▶ What is needed: State the count of lines below in which the word "Configuration" appears, and add nothing.
Recorded information START
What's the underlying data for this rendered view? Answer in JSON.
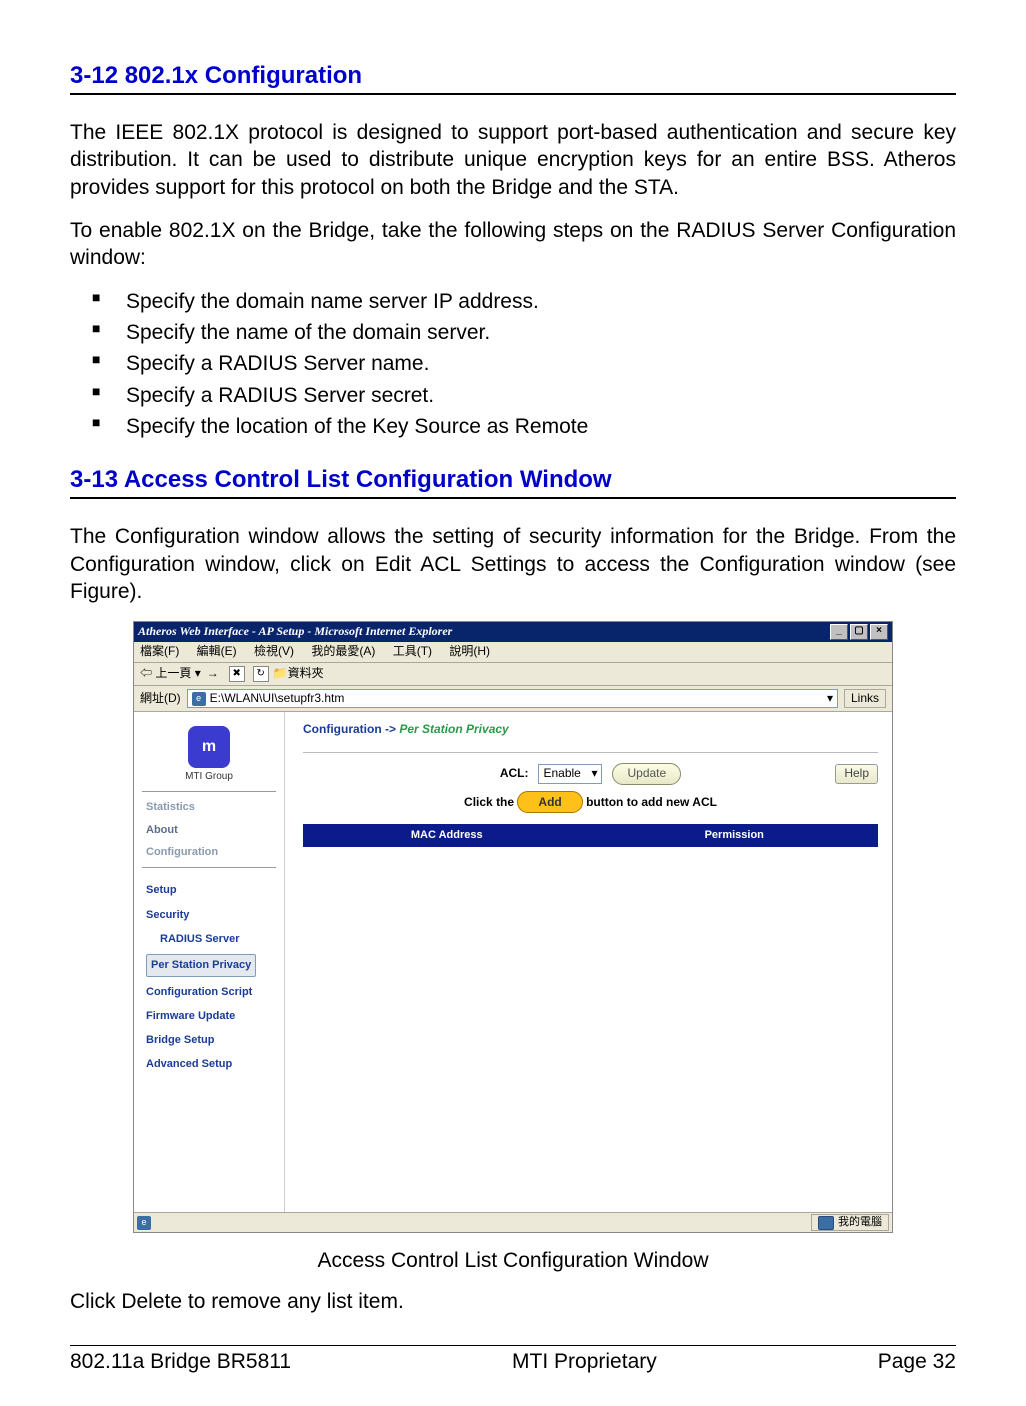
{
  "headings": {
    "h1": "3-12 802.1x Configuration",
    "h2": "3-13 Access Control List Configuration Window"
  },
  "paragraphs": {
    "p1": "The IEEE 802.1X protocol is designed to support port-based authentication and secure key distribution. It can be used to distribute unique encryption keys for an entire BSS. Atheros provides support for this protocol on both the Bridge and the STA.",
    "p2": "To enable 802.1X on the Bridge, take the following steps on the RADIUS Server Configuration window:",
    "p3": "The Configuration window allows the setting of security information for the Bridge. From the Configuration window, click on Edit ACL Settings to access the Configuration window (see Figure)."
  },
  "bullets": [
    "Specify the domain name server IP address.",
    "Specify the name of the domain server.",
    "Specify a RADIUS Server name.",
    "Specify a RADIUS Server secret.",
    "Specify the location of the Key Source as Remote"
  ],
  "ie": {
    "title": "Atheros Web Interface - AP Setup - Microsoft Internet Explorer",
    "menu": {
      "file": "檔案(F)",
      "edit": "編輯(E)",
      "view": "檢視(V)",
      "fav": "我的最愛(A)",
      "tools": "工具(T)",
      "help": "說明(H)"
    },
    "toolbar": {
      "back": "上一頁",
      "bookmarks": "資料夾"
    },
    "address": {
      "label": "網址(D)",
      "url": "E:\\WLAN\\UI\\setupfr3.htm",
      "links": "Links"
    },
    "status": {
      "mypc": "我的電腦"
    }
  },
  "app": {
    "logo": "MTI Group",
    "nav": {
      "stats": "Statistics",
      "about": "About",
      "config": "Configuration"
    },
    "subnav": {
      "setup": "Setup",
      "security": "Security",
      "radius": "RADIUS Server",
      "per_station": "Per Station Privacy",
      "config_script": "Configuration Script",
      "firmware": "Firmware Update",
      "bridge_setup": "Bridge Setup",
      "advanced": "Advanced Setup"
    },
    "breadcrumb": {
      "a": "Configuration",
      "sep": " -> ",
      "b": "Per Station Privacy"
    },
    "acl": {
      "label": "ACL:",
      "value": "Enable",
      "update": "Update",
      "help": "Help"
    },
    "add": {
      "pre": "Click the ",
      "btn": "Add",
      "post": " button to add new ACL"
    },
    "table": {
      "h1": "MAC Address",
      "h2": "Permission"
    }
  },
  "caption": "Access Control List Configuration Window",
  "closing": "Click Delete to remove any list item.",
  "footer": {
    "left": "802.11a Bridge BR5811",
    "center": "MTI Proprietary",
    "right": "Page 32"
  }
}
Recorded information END
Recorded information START
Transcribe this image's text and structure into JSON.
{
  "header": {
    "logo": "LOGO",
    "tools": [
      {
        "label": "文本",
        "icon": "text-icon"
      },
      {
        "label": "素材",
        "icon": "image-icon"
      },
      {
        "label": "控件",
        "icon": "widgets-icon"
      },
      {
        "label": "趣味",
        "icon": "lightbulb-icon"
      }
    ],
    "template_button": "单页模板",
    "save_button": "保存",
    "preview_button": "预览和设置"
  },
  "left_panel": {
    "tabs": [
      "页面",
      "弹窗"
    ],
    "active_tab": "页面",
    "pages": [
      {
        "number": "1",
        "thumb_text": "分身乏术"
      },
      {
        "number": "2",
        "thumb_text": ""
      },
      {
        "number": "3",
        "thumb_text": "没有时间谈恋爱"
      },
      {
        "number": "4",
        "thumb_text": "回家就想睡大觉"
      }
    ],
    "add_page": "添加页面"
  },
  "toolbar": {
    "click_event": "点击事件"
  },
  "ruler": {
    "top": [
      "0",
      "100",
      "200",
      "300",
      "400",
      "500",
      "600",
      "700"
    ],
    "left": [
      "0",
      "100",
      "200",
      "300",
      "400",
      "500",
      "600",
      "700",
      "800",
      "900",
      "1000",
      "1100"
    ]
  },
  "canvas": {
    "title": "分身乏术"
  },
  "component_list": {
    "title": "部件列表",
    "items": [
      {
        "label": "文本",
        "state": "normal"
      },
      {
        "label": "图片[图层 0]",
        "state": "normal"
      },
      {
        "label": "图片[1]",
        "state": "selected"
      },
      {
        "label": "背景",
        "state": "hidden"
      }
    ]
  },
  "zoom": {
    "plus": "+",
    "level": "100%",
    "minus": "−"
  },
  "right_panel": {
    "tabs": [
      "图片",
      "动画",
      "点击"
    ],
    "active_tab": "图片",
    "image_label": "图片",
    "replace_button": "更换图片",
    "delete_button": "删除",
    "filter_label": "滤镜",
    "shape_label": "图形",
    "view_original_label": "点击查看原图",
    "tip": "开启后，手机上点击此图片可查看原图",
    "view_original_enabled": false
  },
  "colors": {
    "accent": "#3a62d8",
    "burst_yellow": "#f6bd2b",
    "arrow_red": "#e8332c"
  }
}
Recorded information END
▶ Exercise output: 8